More than ten million `poison gas' shells, mortar bombs, etc., lie hidden in Europe, many of them relics from World War I. Some were fired and failed to detonate, others were abandoned in old ammunition dumps. Most retain their load of chemical warfare (CW) agents. They are turned up daily in the course of farming and construction. Many European nations have permanent departments concerned with their collection and destruction.
Old munitions, when discovered, are usually heavily corroded and difficult to identify. Is it a CW munition? Or an explosive? If CW, what agent does it contain? Once identified, one has to select a destruction method. Some of the methods that have been proposed are less than perfect, and are often complicated by the presence of extraneous chemicals, either mixed with the CW agents during manufacture or formed over decades in the ground.
Of particular interest are the insiders' reports on the German CW programmes of both World Wars, and the current status of Russian chemical armaments.

Keywords

Chemical Weapons Nation Transformation environment production weapons

Editors and affiliations

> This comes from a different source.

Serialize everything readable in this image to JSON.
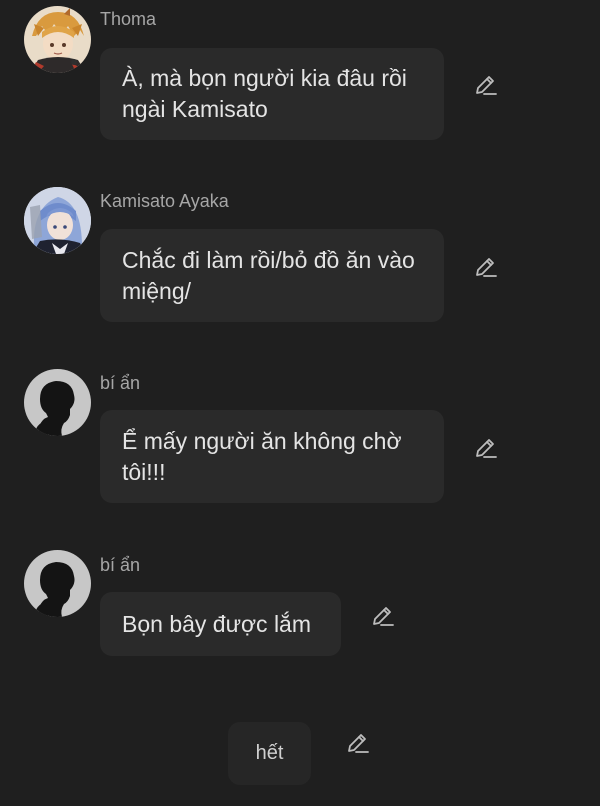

  • Joseph F. Bunnett
    • 1
  • Marian Mikołajczyk
    • 2
  1. 1.University of CaliforniaSanta CruzUSA
  2. 2.Centre of Molecular and Macromolecular StudiesPolish Academy of SciencesŁódźPoland

Bibliographic information

  • DOI https://doi.org/10.1007/978-94-015-9115-7
  • Copyright Information Springer Science+Business Media B.V. 1998
  • Publisher Name Springer, Dordrecht
  • eBook Packages Springer Book Archive
  • Print ISBN 978-90-481-5069-4
  • Online ISBN 978-94-015-9115-7
  • Series Print ISSN 1389-1820
  • Buy this book on publisher's site